4. Jasper Jones, by Craig Silvey
This YA novel features two precocious 13-year-olds, an adorable love interest with a penchant for impersonating Audrey Hepburn and a misunderstood outcast who set to solve a crime that has shocked the small Australian village where they live, Corrigan. It's a mix between To Kill a Mockingbird and Twin Peaks, and a sadly underappreciated novel. It also broaches more mature themes which complicate matters and show Corrigan's dark underbelly. I think it would be a wonderful indie film.
5. Lord Peter Wimsey Mysteries, by Dorothy L. Sayers
According to Goodreads, Lord Peter Bredon Wimsey is a bon vivant sleuth in a series of detective novels and short stories by Dorothy L. Sayers, in which he solves mysteries - usually, but not always, murders. The whole series is set in 1920s-40s Britain. He is witty, handsome and has an awesome fashion sense. The mysteries are also engaging and well thought-out. It could be a wonderful procedural TV show.
6. The Guernsey Literary and Potato Peel Pie Society, by Mary Ann Shaffer
An epistolary novel dealing with the day-to-day lives of the peculiar inhabitants of the Channel Islands during the Nazi occupation. And a clandestine literary club, full of witty members.

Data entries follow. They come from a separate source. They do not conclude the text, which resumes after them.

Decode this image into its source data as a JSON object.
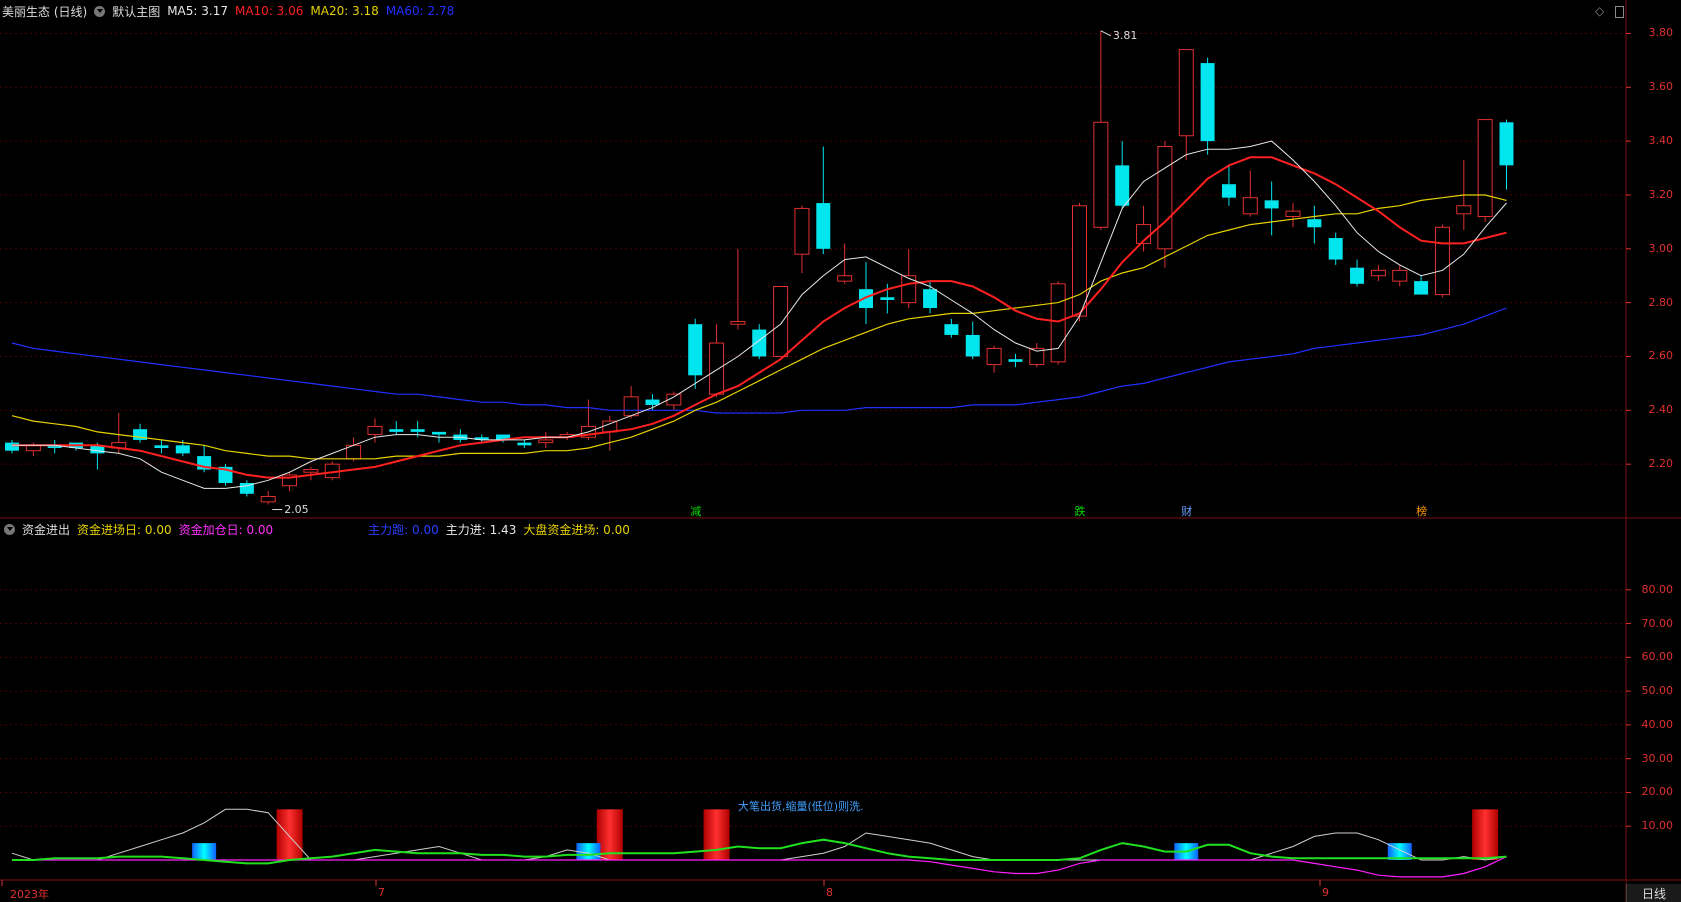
{
  "main_header": {
    "stock": "美丽生态 (日线)",
    "template": "默认主图",
    "ma5": "MA5: 3.17",
    "ma10": "MA10: 3.06",
    "ma20": "MA20: 3.18",
    "ma60": "MA60: 2.78"
  },
  "sub_header": {
    "title": "资金进出",
    "entry_day": "资金进场日: 0.00",
    "add_day": "资金加仓日: 0.00",
    "main_out": "主力跑: 0.00",
    "main_in": "主力进: 1.43",
    "big_entry": "大盘资金进场: 0.00"
  },
  "colors": {
    "up": "#e03030",
    "down": "#00e5ee",
    "ma5": "#e8e8e8",
    "ma10": "#ff2020",
    "ma20": "#e6d200",
    "ma60": "#2030ff",
    "grid": "#4a0000"
  },
  "price_axis": [
    "3.80",
    "3.60",
    "3.40",
    "3.20",
    "3.00",
    "2.80",
    "2.60",
    "2.40",
    "2.20"
  ],
  "sub_axis": [
    "80.00",
    "70.00",
    "60.00",
    "50.00",
    "40.00",
    "30.00",
    "20.00",
    "10.00"
  ],
  "x_axis": [
    "2023年",
    "7",
    "8",
    "9"
  ],
  "bottom_tab": "日线",
  "annotations": {
    "high": "3.81",
    "low": "2.05",
    "note": "大笔出货,缩量(低位)则洗."
  },
  "signals": [
    {
      "text": "减",
      "color": "#00e000"
    },
    {
      "text": "跌",
      "color": "#00e000"
    },
    {
      "text": "财",
      "color": "#6aa0ff"
    },
    {
      "text": "榜",
      "color": "#ff9900"
    }
  ],
  "chart_data": {
    "type": "candlestick",
    "ylim": [
      2.0,
      3.85
    ],
    "candles": [
      [
        2.28,
        2.25,
        2.29,
        2.24
      ],
      [
        2.25,
        2.27,
        2.28,
        2.23
      ],
      [
        2.27,
        2.26,
        2.29,
        2.24
      ],
      [
        2.28,
        2.26,
        2.28,
        2.25
      ],
      [
        2.27,
        2.24,
        2.28,
        2.18
      ],
      [
        2.26,
        2.28,
        2.39,
        2.24
      ],
      [
        2.33,
        2.29,
        2.35,
        2.28
      ],
      [
        2.27,
        2.26,
        2.29,
        2.24
      ],
      [
        2.27,
        2.24,
        2.29,
        2.23
      ],
      [
        2.23,
        2.18,
        2.27,
        2.17
      ],
      [
        2.19,
        2.13,
        2.2,
        2.12
      ],
      [
        2.13,
        2.09,
        2.14,
        2.08
      ],
      [
        2.06,
        2.08,
        2.1,
        2.05
      ],
      [
        2.12,
        2.16,
        2.17,
        2.1
      ],
      [
        2.17,
        2.18,
        2.19,
        2.14
      ],
      [
        2.15,
        2.2,
        2.21,
        2.14
      ],
      [
        2.22,
        2.27,
        2.3,
        2.21
      ],
      [
        2.31,
        2.34,
        2.37,
        2.28
      ],
      [
        2.33,
        2.32,
        2.36,
        2.31
      ],
      [
        2.33,
        2.32,
        2.36,
        2.3
      ],
      [
        2.32,
        2.31,
        2.32,
        2.28
      ],
      [
        2.31,
        2.29,
        2.33,
        2.28
      ],
      [
        2.3,
        2.29,
        2.31,
        2.28
      ],
      [
        2.31,
        2.29,
        2.31,
        2.28
      ],
      [
        2.28,
        2.27,
        2.29,
        2.26
      ],
      [
        2.28,
        2.29,
        2.32,
        2.26
      ],
      [
        2.3,
        2.31,
        2.32,
        2.29
      ],
      [
        2.3,
        2.34,
        2.44,
        2.29
      ],
      [
        2.32,
        2.36,
        2.38,
        2.25
      ],
      [
        2.38,
        2.45,
        2.49,
        2.37
      ],
      [
        2.44,
        2.42,
        2.46,
        2.4
      ],
      [
        2.42,
        2.46,
        2.47,
        2.4
      ],
      [
        2.72,
        2.53,
        2.74,
        2.48
      ],
      [
        2.46,
        2.65,
        2.72,
        2.45
      ],
      [
        2.72,
        2.73,
        3.0,
        2.7
      ],
      [
        2.7,
        2.6,
        2.72,
        2.59
      ],
      [
        2.6,
        2.86,
        2.86,
        2.6
      ],
      [
        2.98,
        3.15,
        3.16,
        2.91
      ],
      [
        3.17,
        3.0,
        3.38,
        2.98
      ],
      [
        2.88,
        2.9,
        3.02,
        2.87
      ],
      [
        2.85,
        2.78,
        2.95,
        2.72
      ],
      [
        2.82,
        2.81,
        2.87,
        2.76
      ],
      [
        2.8,
        2.9,
        3.0,
        2.78
      ],
      [
        2.85,
        2.78,
        2.88,
        2.76
      ],
      [
        2.72,
        2.68,
        2.74,
        2.67
      ],
      [
        2.68,
        2.6,
        2.73,
        2.59
      ],
      [
        2.57,
        2.63,
        2.64,
        2.54
      ],
      [
        2.59,
        2.58,
        2.61,
        2.56
      ],
      [
        2.57,
        2.63,
        2.65,
        2.56
      ],
      [
        2.58,
        2.87,
        2.88,
        2.57
      ],
      [
        2.75,
        3.16,
        3.17,
        2.73
      ],
      [
        3.08,
        3.47,
        3.81,
        3.07
      ],
      [
        3.31,
        3.16,
        3.4,
        3.15
      ],
      [
        3.02,
        3.09,
        3.16,
        2.99
      ],
      [
        3.0,
        3.38,
        3.4,
        2.93
      ],
      [
        3.42,
        3.74,
        3.74,
        3.33
      ],
      [
        3.69,
        3.4,
        3.71,
        3.35
      ],
      [
        3.24,
        3.19,
        3.31,
        3.16
      ],
      [
        3.13,
        3.19,
        3.29,
        3.12
      ],
      [
        3.18,
        3.15,
        3.25,
        3.05
      ],
      [
        3.12,
        3.14,
        3.17,
        3.08
      ],
      [
        3.11,
        3.08,
        3.16,
        3.02
      ],
      [
        3.04,
        2.96,
        3.06,
        2.94
      ],
      [
        2.93,
        2.87,
        2.96,
        2.86
      ],
      [
        2.9,
        2.92,
        2.94,
        2.88
      ],
      [
        2.88,
        2.92,
        2.94,
        2.86
      ],
      [
        2.88,
        2.83,
        2.9,
        2.83
      ],
      [
        2.83,
        3.08,
        3.09,
        2.82
      ],
      [
        3.13,
        3.16,
        3.33,
        3.07
      ],
      [
        3.12,
        3.48,
        3.48,
        3.1
      ],
      [
        3.47,
        3.31,
        3.48,
        3.22
      ]
    ],
    "ma5": [
      2.27,
      2.27,
      2.27,
      2.26,
      2.25,
      2.24,
      2.22,
      2.17,
      2.14,
      2.11,
      2.11,
      2.12,
      2.14,
      2.17,
      2.21,
      2.24,
      2.27,
      2.3,
      2.31,
      2.31,
      2.3,
      2.3,
      2.29,
      2.29,
      2.29,
      2.3,
      2.3,
      2.32,
      2.35,
      2.38,
      2.41,
      2.45,
      2.5,
      2.55,
      2.6,
      2.66,
      2.72,
      2.83,
      2.9,
      2.96,
      2.97,
      2.93,
      2.89,
      2.86,
      2.81,
      2.76,
      2.7,
      2.65,
      2.62,
      2.63,
      2.75,
      2.95,
      3.15,
      3.25,
      3.3,
      3.35,
      3.37,
      3.37,
      3.38,
      3.4,
      3.33,
      3.25,
      3.16,
      3.06,
      2.99,
      2.94,
      2.9,
      2.92,
      2.98,
      3.08,
      3.17
    ],
    "ma10": [
      2.27,
      2.27,
      2.27,
      2.27,
      2.27,
      2.26,
      2.25,
      2.23,
      2.21,
      2.19,
      2.18,
      2.16,
      2.15,
      2.15,
      2.16,
      2.17,
      2.18,
      2.19,
      2.21,
      2.23,
      2.25,
      2.27,
      2.28,
      2.29,
      2.3,
      2.3,
      2.3,
      2.31,
      2.32,
      2.33,
      2.35,
      2.38,
      2.42,
      2.46,
      2.49,
      2.54,
      2.59,
      2.66,
      2.73,
      2.78,
      2.82,
      2.85,
      2.87,
      2.88,
      2.88,
      2.86,
      2.82,
      2.77,
      2.74,
      2.73,
      2.76,
      2.85,
      2.95,
      3.03,
      3.1,
      3.18,
      3.26,
      3.31,
      3.34,
      3.34,
      3.31,
      3.28,
      3.24,
      3.19,
      3.14,
      3.08,
      3.03,
      3.02,
      3.02,
      3.04,
      3.06
    ],
    "ma20": [
      2.38,
      2.36,
      2.35,
      2.34,
      2.32,
      2.31,
      2.3,
      2.29,
      2.28,
      2.27,
      2.25,
      2.24,
      2.23,
      2.23,
      2.22,
      2.22,
      2.22,
      2.22,
      2.23,
      2.23,
      2.23,
      2.24,
      2.24,
      2.24,
      2.24,
      2.25,
      2.25,
      2.26,
      2.28,
      2.3,
      2.33,
      2.36,
      2.4,
      2.43,
      2.47,
      2.51,
      2.55,
      2.59,
      2.63,
      2.66,
      2.69,
      2.72,
      2.74,
      2.75,
      2.76,
      2.76,
      2.77,
      2.78,
      2.79,
      2.8,
      2.83,
      2.88,
      2.91,
      2.93,
      2.97,
      3.01,
      3.05,
      3.07,
      3.09,
      3.1,
      3.11,
      3.12,
      3.13,
      3.13,
      3.15,
      3.16,
      3.18,
      3.19,
      3.2,
      3.2,
      3.18
    ],
    "ma60": [
      2.65,
      2.63,
      2.62,
      2.61,
      2.6,
      2.59,
      2.58,
      2.57,
      2.56,
      2.55,
      2.54,
      2.53,
      2.52,
      2.51,
      2.5,
      2.49,
      2.48,
      2.47,
      2.46,
      2.46,
      2.45,
      2.44,
      2.43,
      2.43,
      2.42,
      2.42,
      2.41,
      2.41,
      2.4,
      2.4,
      2.4,
      2.4,
      2.4,
      2.39,
      2.39,
      2.39,
      2.39,
      2.4,
      2.4,
      2.4,
      2.41,
      2.41,
      2.41,
      2.41,
      2.41,
      2.42,
      2.42,
      2.42,
      2.43,
      2.44,
      2.45,
      2.47,
      2.49,
      2.5,
      2.52,
      2.54,
      2.56,
      2.58,
      2.59,
      2.6,
      2.61,
      2.63,
      2.64,
      2.65,
      2.66,
      2.67,
      2.68,
      2.7,
      2.72,
      2.75,
      2.78
    ],
    "sub_ylim": [
      0,
      90
    ],
    "sub_white": [
      2,
      0,
      0,
      0,
      0,
      2,
      4,
      6,
      8,
      11,
      15,
      15,
      14,
      7,
      0,
      0,
      0,
      1,
      2,
      3,
      4,
      2,
      0,
      0,
      0,
      1,
      3,
      2,
      0,
      0,
      0,
      0,
      0,
      0,
      0,
      0,
      0,
      1,
      2,
      4,
      8,
      7,
      6,
      5,
      3,
      1,
      0,
      0,
      0,
      0,
      0,
      0,
      0,
      0,
      0,
      0,
      0,
      0,
      0,
      2,
      4,
      7,
      8,
      8,
      6,
      3,
      0,
      0,
      1,
      0,
      1
    ],
    "sub_green": [
      0,
      0,
      0.5,
      0.5,
      0.5,
      1,
      1,
      1,
      0.5,
      0,
      -0.5,
      -1,
      -1,
      0,
      0.5,
      1,
      2,
      3,
      2.5,
      2,
      2,
      2,
      1.5,
      1.5,
      1,
      1,
      1.5,
      1.5,
      2,
      2,
      2,
      2,
      2.5,
      3,
      4,
      3.5,
      3.5,
      5,
      6,
      5,
      3.5,
      2,
      1,
      0.5,
      0,
      0,
      0,
      0,
      0,
      0,
      0.5,
      3,
      5,
      4,
      2.5,
      2.5,
      4.5,
      4.5,
      2,
      1,
      0.5,
      0.5,
      0.5,
      0.5,
      0.5,
      0.5,
      0.5,
      0.5,
      0.5,
      0.5,
      1
    ],
    "sub_magenta": [
      0,
      0,
      0,
      0,
      0,
      0,
      0,
      0,
      0,
      0,
      0,
      0,
      0,
      0,
      0,
      0,
      0,
      0,
      0,
      0,
      0,
      0,
      0,
      0,
      0,
      0,
      0,
      0,
      0,
      0,
      0,
      0,
      0,
      0,
      0,
      0,
      0,
      0,
      0,
      0,
      0,
      0,
      0,
      -0.5,
      -1.5,
      -2.5,
      -3.5,
      -4,
      -4,
      -3,
      -1,
      0,
      0,
      0,
      0,
      0,
      0,
      0,
      0,
      0,
      0,
      -1,
      -2,
      -3,
      -4.5,
      -5,
      -5,
      -5,
      -4,
      -2,
      1
    ],
    "sub_red_bars": [
      13,
      28,
      33,
      69
    ],
    "sub_cyan_bars": [
      9,
      27,
      55,
      65
    ]
  }
}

As a TV show, it would make you laugh and cry in the same way Downton Abbey does.
7. Harry Hole series, by Jo Nesbø
Harry Hole is a Norwegian police officer who has some unorthodox methods when in comes to solving crimes. He is a classic hard-boiled detective that comes as a lonely man the reader could be friends with. The novels are really well-written and the mysteries are good and not the kind you have read about before. It could be a great TV show.
8. The Thirteenth Tale, by Diane Setterfield
This would be a fantastic gothic thriller. Everyone and their mother is hiding a mystery, the scenery is to die for and could possibly feature some of the most beautiful libraries in film ever. The biographer Margaret Lea is in charge of recording the personal life of famous author Vida Winter. Of course, her life is full of family secrets and dark spots she wants to unveil and hide at the same time, but Margaret herself isn't exactly clean herself...
9. His Dark Materials trilogy, by Philip Pullman
I know the first installment of this trilogy, Northern Lights, was already adapted as a movie under the US title, The Golden Compass. This was my favorite series growing up, and still has a place of honor in my library. While the movie had a dreamy décor and the most perfect Mrs Coulter ever (Nicole Kidman, if you're wondering who), it didn't capture the spirit of this Paradise Lost retelling. It was flat and too simple and it didn't satisfy my expectations. Clearly, another adaptation is necessary.
10. Mrs. Dalloway, by Virginia Woolf
How do I love this? Let me count the ways. A film has already been made. And it was awful. Despite the dynamism of the novel, the film was sloooooow and boring and artificial and stunted. It was the opposite of the novel. Adapting this is really a challenge, but I think the result could be really cool.